- YOUR TASK -
Your task is to output the listing exactly, leaving every image out.
== Segment start ==
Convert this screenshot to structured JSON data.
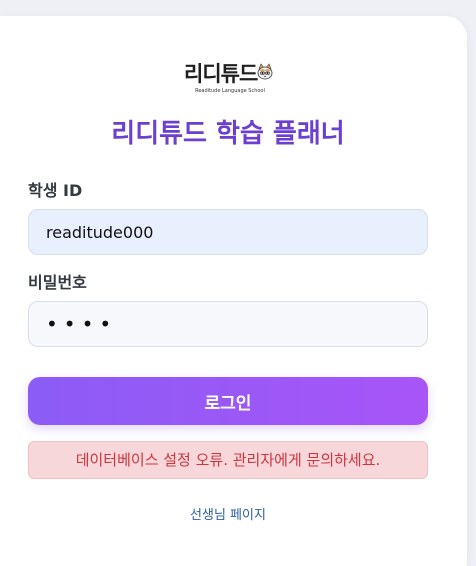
{
  "logo": {
    "text": "리디튜드",
    "subtitle": "Readitude Language School",
    "mascot_icon": "cat-mascot-icon"
  },
  "title": "리디튜드 학습 플래너",
  "form": {
    "student_id_label": "학생 ID",
    "student_id_value": "readitude000",
    "password_label": "비밀번호",
    "password_masked": "••••",
    "login_label": "로그인"
  },
  "error_message": "데이터베이스 설정 오류. 관리자에게 문의하세요.",
  "teacher_link": "선생님 페이지",
  "colors": {
    "accent": "#6b3fd1",
    "button_start": "#8b5cf6",
    "button_end": "#a855f7",
    "error_bg": "#f8d7da",
    "error_text": "#d0343e",
    "link": "#2b5fa8"
  }
}
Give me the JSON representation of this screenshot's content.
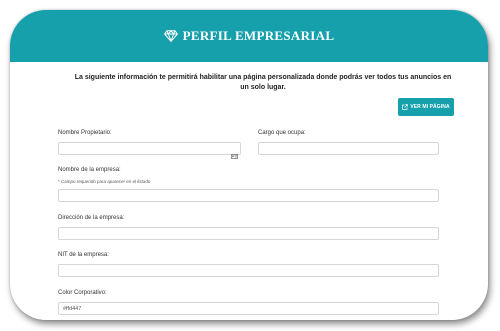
{
  "header": {
    "title": "PERFIL EMPRESARIAL",
    "icon": "diamond-icon"
  },
  "intro": {
    "text": "La siguiente información te permitirá habilitar una página personalizada donde podrás ver todos tus anuncios en un solo lugar."
  },
  "page_button": {
    "label": "VER MI PÁGINA",
    "icon": "external-link-icon"
  },
  "form": {
    "owner_name": {
      "label": "Nombre Propietario:",
      "value": "",
      "icon": "id-card-icon"
    },
    "position": {
      "label": "Cargo que ocupa:",
      "value": ""
    },
    "company_name": {
      "label": "Nombre de la empresa:",
      "required_hint": "Campo requerido para aparecer en el listado",
      "value": ""
    },
    "company_address": {
      "label": "Dirección de la empresa:",
      "value": ""
    },
    "company_nit": {
      "label": "NIT de la empresa:",
      "value": ""
    },
    "corporate_color": {
      "label": "Color Corporativo:",
      "value": "#ffd447"
    }
  },
  "colors": {
    "accent": "#16a0ac",
    "required": "#e53935",
    "border": "#d6d6d6"
  }
}
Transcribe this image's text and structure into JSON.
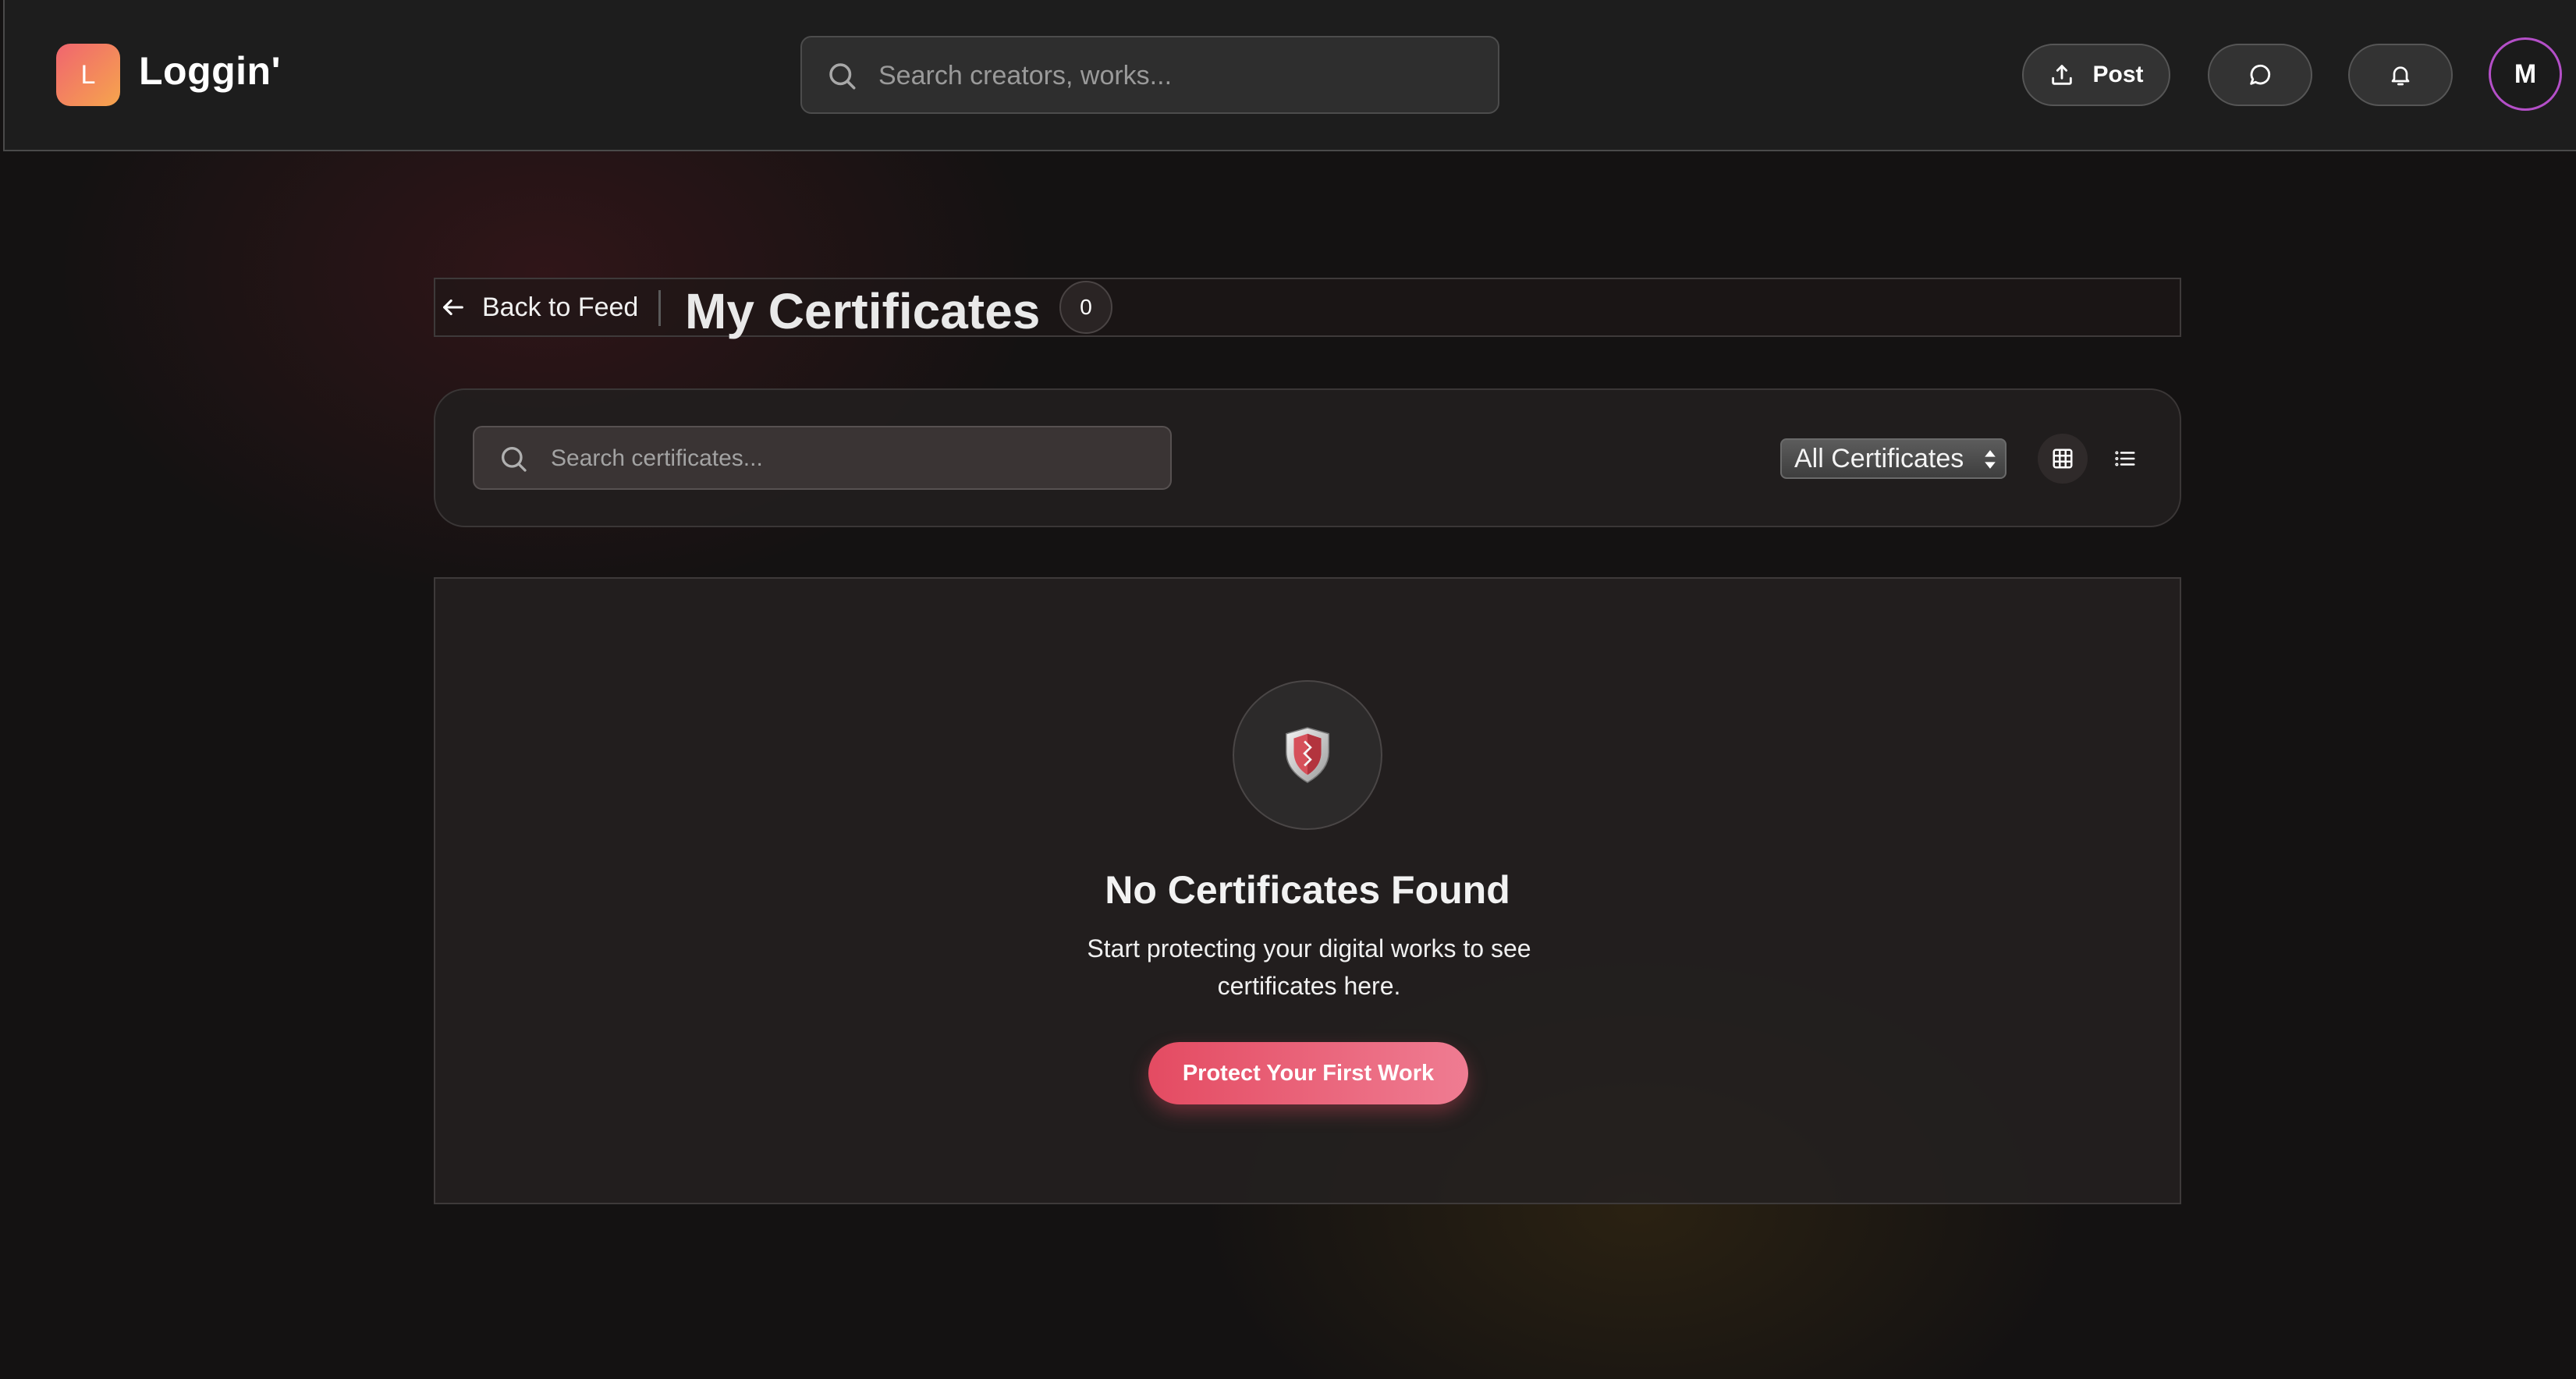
{
  "header": {
    "logo_letter": "L",
    "app_name": "Loggin'",
    "search_placeholder": "Search creators, works...",
    "post_label": "Post",
    "avatar_initial": "M",
    "icons": [
      "search-icon",
      "upload-icon",
      "message-icon",
      "bell-icon"
    ]
  },
  "titlebar": {
    "back_label": "Back to Feed",
    "title": "My Certificates",
    "count": "0"
  },
  "filters": {
    "search_placeholder": "Search certificates...",
    "select_value": "All Certificates",
    "view_modes": [
      "grid",
      "list"
    ],
    "active_view": "grid"
  },
  "empty_state": {
    "title": "No Certificates Found",
    "description": "Start protecting your digital works to see certificates here.",
    "cta_label": "Protect Your First Work",
    "icon": "shield-icon"
  },
  "colors": {
    "accent": "#e44b62",
    "logo_gradient_start": "#f0656f",
    "logo_gradient_end": "#f6a54d",
    "avatar_ring": "#b44fc8",
    "background": "#141212"
  }
}
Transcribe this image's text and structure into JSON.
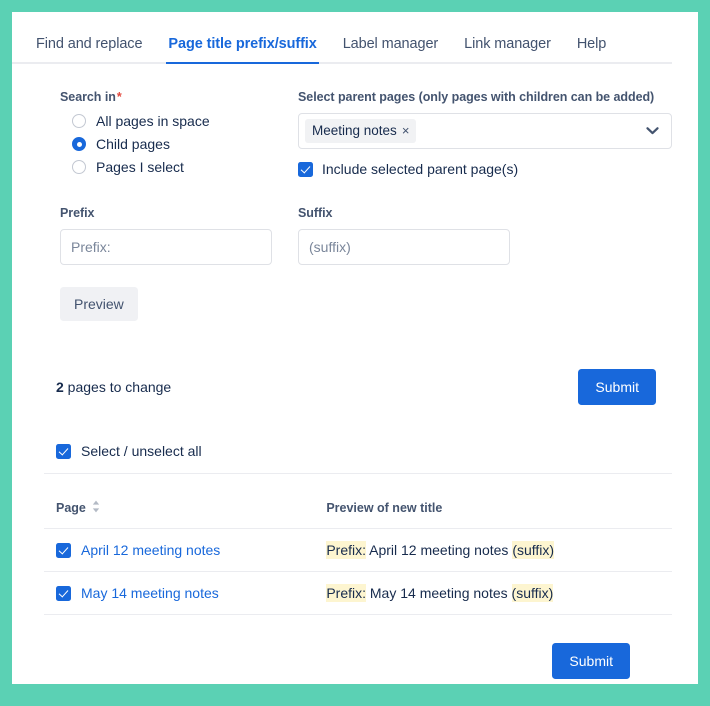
{
  "theme": {
    "accent_blue": "#1868db",
    "frame_teal": "#5bd1b4",
    "highlight_yellow": "#fdf5d0",
    "required_red": "#e2483d"
  },
  "tabs": [
    {
      "label": "Find and replace",
      "active": false
    },
    {
      "label": "Page title prefix/suffix",
      "active": true
    },
    {
      "label": "Label manager",
      "active": false
    },
    {
      "label": "Link manager",
      "active": false
    },
    {
      "label": "Help",
      "active": false
    }
  ],
  "search_in": {
    "label": "Search in",
    "required_marker": "*",
    "options": [
      {
        "label": "All pages in space",
        "selected": false
      },
      {
        "label": "Child pages",
        "selected": true
      },
      {
        "label": "Pages I select",
        "selected": false
      }
    ]
  },
  "parent_pages": {
    "label": "Select parent pages (only pages with children can be added)",
    "chips": [
      {
        "label": "Meeting notes",
        "remove_icon": "×"
      }
    ],
    "dropdown_icon": "chevron-down-icon",
    "include_parent": {
      "label": "Include selected parent page(s)",
      "checked": true
    }
  },
  "prefix_field": {
    "label": "Prefix",
    "value": "Prefix:",
    "placeholder": "Prefix:"
  },
  "suffix_field": {
    "label": "Suffix",
    "value": "(suffix)",
    "placeholder": "(suffix)"
  },
  "preview_button": {
    "label": "Preview"
  },
  "results": {
    "count_number": "2",
    "count_suffix": " pages to change",
    "submit_top_label": "Submit",
    "submit_bottom_label": "Submit",
    "select_all": {
      "label": "Select / unselect all",
      "checked": true
    },
    "columns": [
      {
        "label": "Page",
        "sortable": true
      },
      {
        "label": "Preview of new title",
        "sortable": false
      }
    ],
    "rows": [
      {
        "checked": true,
        "page": "April 12 meeting notes",
        "preview_prefix": "Prefix:",
        "preview_middle": " April 12 meeting notes ",
        "preview_suffix": "(suffix)"
      },
      {
        "checked": true,
        "page": "May 14 meeting notes",
        "preview_prefix": "Prefix:",
        "preview_middle": " May 14 meeting notes ",
        "preview_suffix": "(suffix)"
      }
    ]
  }
}
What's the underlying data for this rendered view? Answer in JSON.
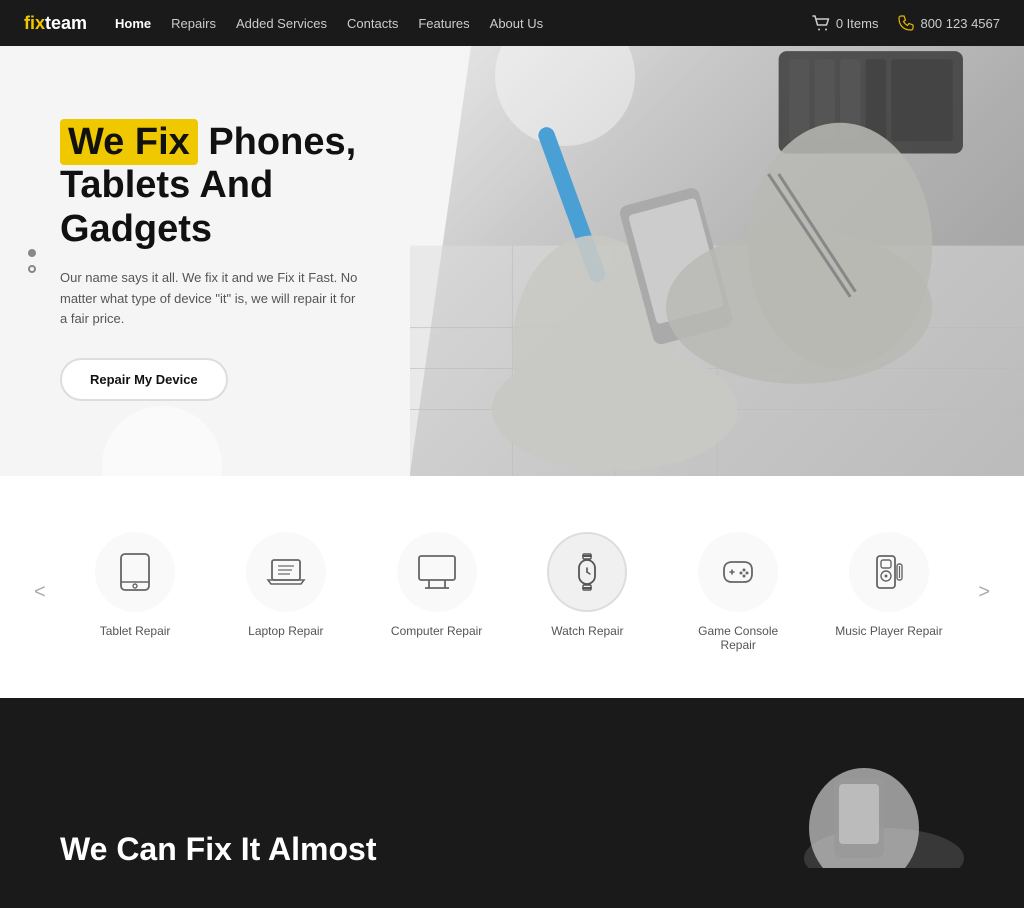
{
  "navbar": {
    "logo_fix": "fix",
    "logo_team": "team",
    "links": [
      {
        "label": "Home",
        "active": true
      },
      {
        "label": "Repairs",
        "active": false
      },
      {
        "label": "Added Services",
        "active": false
      },
      {
        "label": "Contacts",
        "active": false
      },
      {
        "label": "Features",
        "active": false
      },
      {
        "label": "About Us",
        "active": false
      }
    ],
    "cart_label": "0 Items",
    "phone_label": "800 123 4567"
  },
  "hero": {
    "title_highlight": "We Fix",
    "title_rest": " Phones,",
    "title_line2": "Tablets And",
    "title_line3": "Gadgets",
    "subtitle": "Our name says it all. We fix it and we Fix it Fast. No matter what type of device \"it\" is, we will repair it for a fair price.",
    "cta_label": "Repair My Device",
    "dot1": "active",
    "dot2": "inactive"
  },
  "services": {
    "items": [
      {
        "label": "Tablet Repair",
        "icon_name": "tablet-icon"
      },
      {
        "label": "Laptop Repair",
        "icon_name": "laptop-icon"
      },
      {
        "label": "Computer Repair",
        "icon_name": "computer-icon"
      },
      {
        "label": "Watch Repair",
        "icon_name": "watch-icon",
        "active": true
      },
      {
        "label": "Game Console Repair",
        "icon_name": "gamepad-icon"
      },
      {
        "label": "Music Player Repair",
        "icon_name": "music-player-icon"
      }
    ],
    "prev_label": "<",
    "next_label": ">"
  },
  "dark_section": {
    "title_line1": "We Can Fix It Almost"
  }
}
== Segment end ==
- SOLUTION FOR THIS EXERCISE -
Convert this screenshot to structured JSON data.
{
  "logo": {
    "text": "리디튜드",
    "subtitle": "Readitude Language School",
    "mascot_icon": "cat-mascot-icon"
  },
  "title": "리디튜드 학습 플래너",
  "form": {
    "student_id_label": "학생 ID",
    "student_id_value": "readitude000",
    "password_label": "비밀번호",
    "password_masked": "••••",
    "login_label": "로그인"
  },
  "error_message": "데이터베이스 설정 오류. 관리자에게 문의하세요.",
  "teacher_link": "선생님 페이지",
  "colors": {
    "accent": "#6b3fd1",
    "button_start": "#8b5cf6",
    "button_end": "#a855f7",
    "error_bg": "#f8d7da",
    "error_text": "#d0343e",
    "link": "#2b5fa8"
  }
}
Give me the JSON representation of this screenshot's content.
{
  "header": {
    "title": "PERFIL EMPRESARIAL",
    "icon": "diamond-icon"
  },
  "intro": {
    "text": "La siguiente información te permitirá habilitar una página personalizada donde podrás ver todos tus anuncios en un solo lugar."
  },
  "page_button": {
    "label": "VER MI PÁGINA",
    "icon": "external-link-icon"
  },
  "form": {
    "owner_name": {
      "label": "Nombre Propietario:",
      "value": "",
      "icon": "id-card-icon"
    },
    "position": {
      "label": "Cargo que ocupa:",
      "value": ""
    },
    "company_name": {
      "label": "Nombre de la empresa:",
      "required_hint": "Campo requerido para aparecer en el listado",
      "value": ""
    },
    "company_address": {
      "label": "Dirección de la empresa:",
      "value": ""
    },
    "company_nit": {
      "label": "NIT de la empresa:",
      "value": ""
    },
    "corporate_color": {
      "label": "Color Corporativo:",
      "value": "#ffd447"
    }
  },
  "colors": {
    "accent": "#16a0ac",
    "required": "#e53935",
    "border": "#d6d6d6"
  }
}
Transcribe this image's text and structure into JSON.
{
  "header": {
    "logo_letter": "L",
    "app_name": "Loggin'",
    "search_placeholder": "Search creators, works...",
    "post_label": "Post",
    "avatar_initial": "M",
    "icons": [
      "search-icon",
      "upload-icon",
      "message-icon",
      "bell-icon"
    ]
  },
  "titlebar": {
    "back_label": "Back to Feed",
    "title": "My Certificates",
    "count": "0"
  },
  "filters": {
    "search_placeholder": "Search certificates...",
    "select_value": "All Certificates",
    "view_modes": [
      "grid",
      "list"
    ],
    "active_view": "grid"
  },
  "empty_state": {
    "title": "No Certificates Found",
    "description": "Start protecting your digital works to see certificates here.",
    "cta_label": "Protect Your First Work",
    "icon": "shield-icon"
  },
  "colors": {
    "accent": "#e44b62",
    "logo_gradient_start": "#f0656f",
    "logo_gradient_end": "#f6a54d",
    "avatar_ring": "#b44fc8",
    "background": "#141212"
  }
}
Transcribe this image's text and structure into JSON.
{
  "theme": {
    "accent_blue": "#1868db",
    "frame_teal": "#5bd1b4",
    "highlight_yellow": "#fdf5d0",
    "required_red": "#e2483d"
  },
  "tabs": [
    {
      "label": "Find and replace",
      "active": false
    },
    {
      "label": "Page title prefix/suffix",
      "active": true
    },
    {
      "label": "Label manager",
      "active": false
    },
    {
      "label": "Link manager",
      "active": false
    },
    {
      "label": "Help",
      "active": false
    }
  ],
  "search_in": {
    "label": "Search in",
    "required_marker": "*",
    "options": [
      {
        "label": "All pages in space",
        "selected": false
      },
      {
        "label": "Child pages",
        "selected": true
      },
      {
        "label": "Pages I select",
        "selected": false
      }
    ]
  },
  "parent_pages": {
    "label": "Select parent pages (only pages with children can be added)",
    "chips": [
      {
        "label": "Meeting notes",
        "remove_icon": "×"
      }
    ],
    "dropdown_icon": "chevron-down-icon",
    "include_parent": {
      "label": "Include selected parent page(s)",
      "checked": true
    }
  },
  "prefix_field": {
    "label": "Prefix",
    "value": "Prefix:",
    "placeholder": "Prefix:"
  },
  "suffix_field": {
    "label": "Suffix",
    "value": "(suffix)",
    "placeholder": "(suffix)"
  },
  "preview_button": {
    "label": "Preview"
  },
  "results": {
    "count_number": "2",
    "count_suffix": " pages to change",
    "submit_top_label": "Submit",
    "submit_bottom_label": "Submit",
    "select_all": {
      "label": "Select / unselect all",
      "checked": true
    },
    "columns": [
      {
        "label": "Page",
        "sortable": true
      },
      {
        "label": "Preview of new title",
        "sortable": false
      }
    ],
    "rows": [
      {
        "checked": true,
        "page": "April 12 meeting notes",
        "preview_prefix": "Prefix:",
        "preview_middle": " April 12 meeting notes ",
        "preview_suffix": "(suffix)"
      },
      {
        "checked": true,
        "page": "May 14 meeting notes",
        "preview_prefix": "Prefix:",
        "preview_middle": " May 14 meeting notes ",
        "preview_suffix": "(suffix)"
      }
    ]
  }
}
What's the underlying data for this rendered view? Answer in JSON.
{
  "navbar": {
    "logo_fix": "fix",
    "logo_team": "team",
    "links": [
      {
        "label": "Home",
        "active": true
      },
      {
        "label": "Repairs",
        "active": false
      },
      {
        "label": "Added Services",
        "active": false
      },
      {
        "label": "Contacts",
        "active": false
      },
      {
        "label": "Features",
        "active": false
      },
      {
        "label": "About Us",
        "active": false
      }
    ],
    "cart_label": "0 Items",
    "phone_label": "800 123 4567"
  },
  "hero": {
    "title_highlight": "We Fix",
    "title_rest": " Phones,",
    "title_line2": "Tablets And",
    "title_line3": "Gadgets",
    "subtitle": "Our name says it all. We fix it and we Fix it Fast. No matter what type of device \"it\" is, we will repair it for a fair price.",
    "cta_label": "Repair My Device",
    "dot1": "active",
    "dot2": "inactive"
  },
  "services": {
    "items": [
      {
        "label": "Tablet Repair",
        "icon_name": "tablet-icon"
      },
      {
        "label": "Laptop Repair",
        "icon_name": "laptop-icon"
      },
      {
        "label": "Computer Repair",
        "icon_name": "computer-icon"
      },
      {
        "label": "Watch Repair",
        "icon_name": "watch-icon",
        "active": true
      },
      {
        "label": "Game Console Repair",
        "icon_name": "gamepad-icon"
      },
      {
        "label": "Music Player Repair",
        "icon_name": "music-player-icon"
      }
    ],
    "prev_label": "<",
    "next_label": ">"
  },
  "dark_section": {
    "title_line1": "We Can Fix It Almost"
  }
}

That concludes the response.